As has already been said, it is necessary that the pattern maker should have some knowledge of molding in order that he may construct his patterns so that they can easily be removed from the sand. A brief description of the general method employed will suffice.
Ordinarily, a casting is made in a flask, consisting of two parts, each containing its complement of sand - the upper part called the cope, and the lower part the nowel or drag. The pattern is sometimes made in two pieces that separate or part along the line separating the cope and the drag. Thus, in Fig. 104 the pattern separates with the flask on the line A B, and, when so separated, the cope is turned upside down, and the portion C of the pattern is lifted out. The portion D is lifted out of the drag in the same way.
In the case of molding a hollow object, the internal cavity in the casting is formed by means of a dry-sand core which rests in impressions made in the sand by core prints attached to, and forming a part of, the pattern.
To illustrate this, let it be required to cast the hollow cylinder shown in Fig. 105. The wooden pattern necessary to produce this hollow cylinder is shown in Fig. 100, which, as will be seen, represents the cylinder only externally by the part A. The core prints, one on each end of A, are represented by x and y. These projections form part of the pattern, and make their impressions in the sand with the part A, which alone represents the required cylinder. For making the core, the length of the inside of the core box, in which the dry-sand core is formed, will be the extreme length of the pattern including x and y, and the inside width will be the exact diameter of the core prints. In this case, the core being a cylinder, only a half-core box. Fig. 107, is used. In it are made two semi-cylindrical cores, which, after being dried, are cemented together, thus forming the complete cylindrical core required.
Fig. 105. Hollow Cylinder.
Fig. 106. Cylinder Split Pattern with Core Prints.
To mold this halved or split pattern, as it is called, the upper half of the pattern is laid on the molding board, and the drag is turned over it with the bottom side of the drag up and the parting side on the molding board, as shown in Fig. 108. After being rammed up, the drag and molding board are turned over and the board removed, when the parting of the pattern is exposed, the half-pattern being imbedded in the sand.
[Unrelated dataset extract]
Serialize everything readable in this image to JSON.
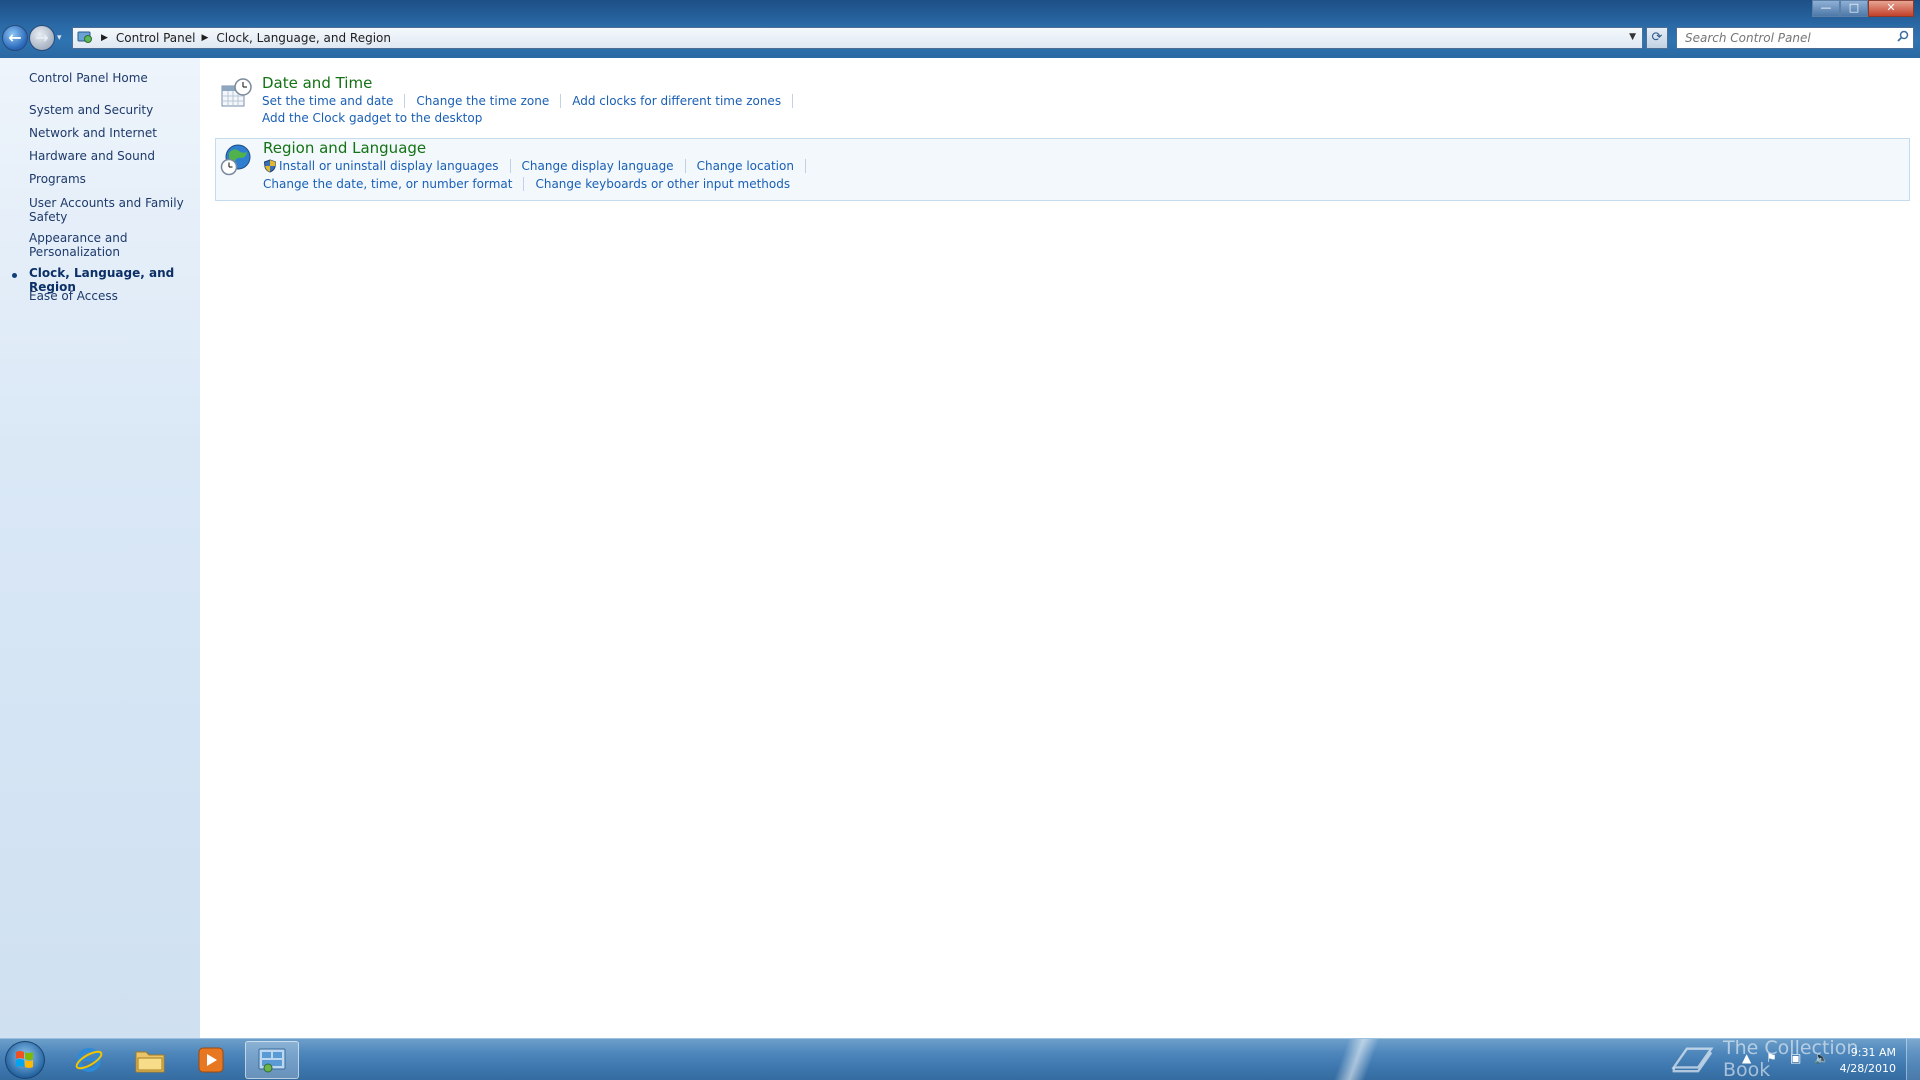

The second half of the pattern is now placed in position on the first, and dry parting sand is spread over the surface of the wet or green sand; the cope is put in position on the drag, as shown in Fig. 109, and rammed up. Upon the cope and the drag being separated, the sand separates on the line to which the parting sand has been applied, which, as may be seen, is the line of parting of the cope and the drag, one-half of the pattern remaining in each.
After the halves of the pattern have been removed from the cope and from the drag, respectively, the completed dry-sand core is placed in the molds made by the core prints x and y. This core B is shown in position in Fig. 110, and entirely fills the parts of the mold made by x and y, leaving between itself and the surface of the mold made by A room for the metal to be poured which is to form the required cylinder.